Your mortgage was a contract between you and your then spouse and the bank. Mortgages -- or vehicle loans, or lease agreements, or other contracts for that matter -- do not come with a "If we break up we get to choose who stays in the contract" clause. The marriage may have severed the contract that you and your spouse formed when you signed the marriage contract, but it does not sever any other contracts you two signed jointly.
Contact your divorce attorney's office. The first thing you will be told to do is complete a quit-claim deed. Your divorce attorney's paralegal will spend 30 minutes putting one together. It will cost very little to accomplish part 1. The second thing you need to do is a bit more difficult -- you need to refinance the mortgage. The difficulty of refinancing depends on the amount of equity the homeowner has in the property, the homeowner's employment status, credit score, and debt-to-income ratio.
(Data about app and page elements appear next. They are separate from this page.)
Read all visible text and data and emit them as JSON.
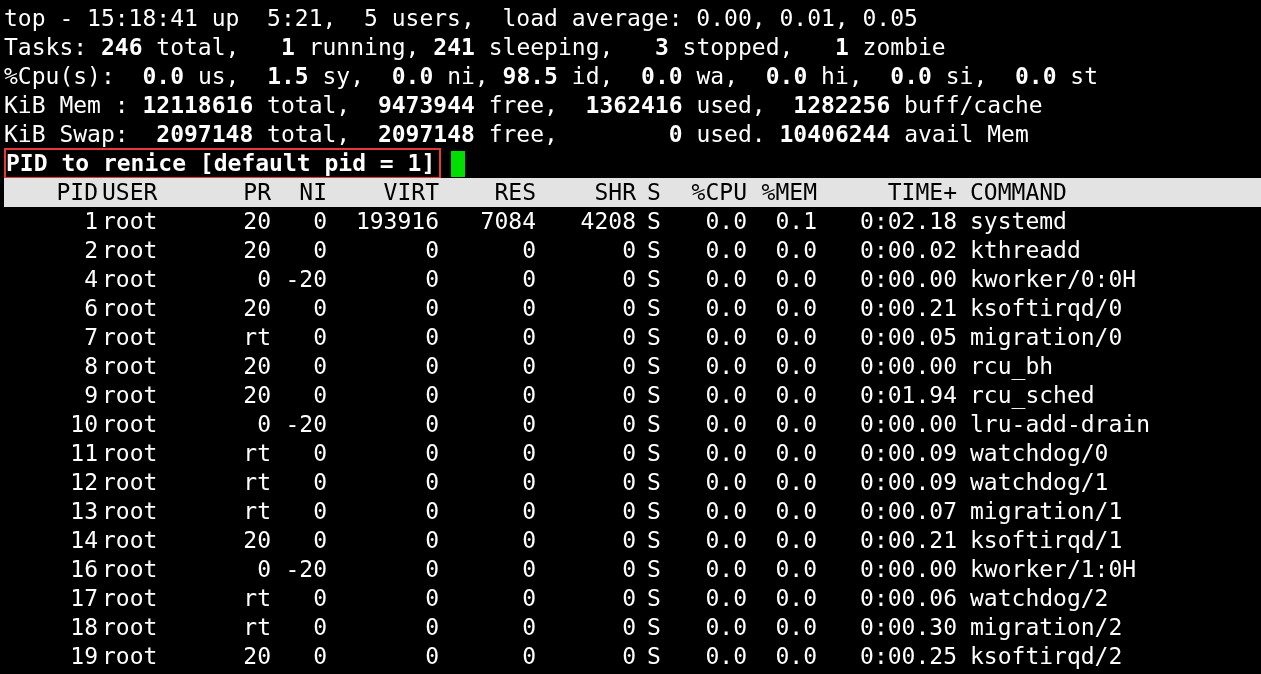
{
  "summary_lines": [
    "top - 15:18:41 up  5:21,  5 users,  load average: 0.00, 0.01, 0.05",
    "Tasks: **246** total,   **1** running, **241** sleeping,   **3** stopped,   **1** zombie",
    "%Cpu(s):  **0.0** us,  **1.5** sy,  **0.0** ni, **98.5** id,  **0.0** wa,  **0.0** hi,  **0.0** si,  **0.0** st",
    "KiB Mem : **12118616** total,  **9473944** free,  **1362416** used,  **1282256** buff/cache",
    "KiB Swap:  **2097148** total,  **2097148** free,        **0** used. **10406244** avail Mem"
  ],
  "prompt": {
    "text": "PID to renice [default pid = 1]",
    "highlighted": true
  },
  "table": {
    "columns": [
      "PID",
      "USER",
      "PR",
      "NI",
      "VIRT",
      "RES",
      "SHR",
      "S",
      "%CPU",
      "%MEM",
      "TIME+",
      "COMMAND"
    ],
    "rows": [
      [
        "1",
        "root",
        "20",
        "0",
        "193916",
        "7084",
        "4208",
        "S",
        "0.0",
        "0.1",
        "0:02.18",
        "systemd"
      ],
      [
        "2",
        "root",
        "20",
        "0",
        "0",
        "0",
        "0",
        "S",
        "0.0",
        "0.0",
        "0:00.02",
        "kthreadd"
      ],
      [
        "4",
        "root",
        "0",
        "-20",
        "0",
        "0",
        "0",
        "S",
        "0.0",
        "0.0",
        "0:00.00",
        "kworker/0:0H"
      ],
      [
        "6",
        "root",
        "20",
        "0",
        "0",
        "0",
        "0",
        "S",
        "0.0",
        "0.0",
        "0:00.21",
        "ksoftirqd/0"
      ],
      [
        "7",
        "root",
        "rt",
        "0",
        "0",
        "0",
        "0",
        "S",
        "0.0",
        "0.0",
        "0:00.05",
        "migration/0"
      ],
      [
        "8",
        "root",
        "20",
        "0",
        "0",
        "0",
        "0",
        "S",
        "0.0",
        "0.0",
        "0:00.00",
        "rcu_bh"
      ],
      [
        "9",
        "root",
        "20",
        "0",
        "0",
        "0",
        "0",
        "S",
        "0.0",
        "0.0",
        "0:01.94",
        "rcu_sched"
      ],
      [
        "10",
        "root",
        "0",
        "-20",
        "0",
        "0",
        "0",
        "S",
        "0.0",
        "0.0",
        "0:00.00",
        "lru-add-drain"
      ],
      [
        "11",
        "root",
        "rt",
        "0",
        "0",
        "0",
        "0",
        "S",
        "0.0",
        "0.0",
        "0:00.09",
        "watchdog/0"
      ],
      [
        "12",
        "root",
        "rt",
        "0",
        "0",
        "0",
        "0",
        "S",
        "0.0",
        "0.0",
        "0:00.09",
        "watchdog/1"
      ],
      [
        "13",
        "root",
        "rt",
        "0",
        "0",
        "0",
        "0",
        "S",
        "0.0",
        "0.0",
        "0:00.07",
        "migration/1"
      ],
      [
        "14",
        "root",
        "20",
        "0",
        "0",
        "0",
        "0",
        "S",
        "0.0",
        "0.0",
        "0:00.21",
        "ksoftirqd/1"
      ],
      [
        "16",
        "root",
        "0",
        "-20",
        "0",
        "0",
        "0",
        "S",
        "0.0",
        "0.0",
        "0:00.00",
        "kworker/1:0H"
      ],
      [
        "17",
        "root",
        "rt",
        "0",
        "0",
        "0",
        "0",
        "S",
        "0.0",
        "0.0",
        "0:00.06",
        "watchdog/2"
      ],
      [
        "18",
        "root",
        "rt",
        "0",
        "0",
        "0",
        "0",
        "S",
        "0.0",
        "0.0",
        "0:00.30",
        "migration/2"
      ],
      [
        "19",
        "root",
        "20",
        "0",
        "0",
        "0",
        "0",
        "S",
        "0.0",
        "0.0",
        "0:00.25",
        "ksoftirqd/2"
      ]
    ]
  }
}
You mentioned it will cost you $14,000 in closing costs to refinance the mortgage. That seems steep to me given the facts presented and I am curious as to why you are being asked to pay 8% of the value of the mortgage to refinance it. My second reaction is to recommend that you shop around. For no-cost refinance quotes from up to four pre-screened lenders, visit the Bills.com refinance savings center.
I hope this information helps you Find. Learn & Save.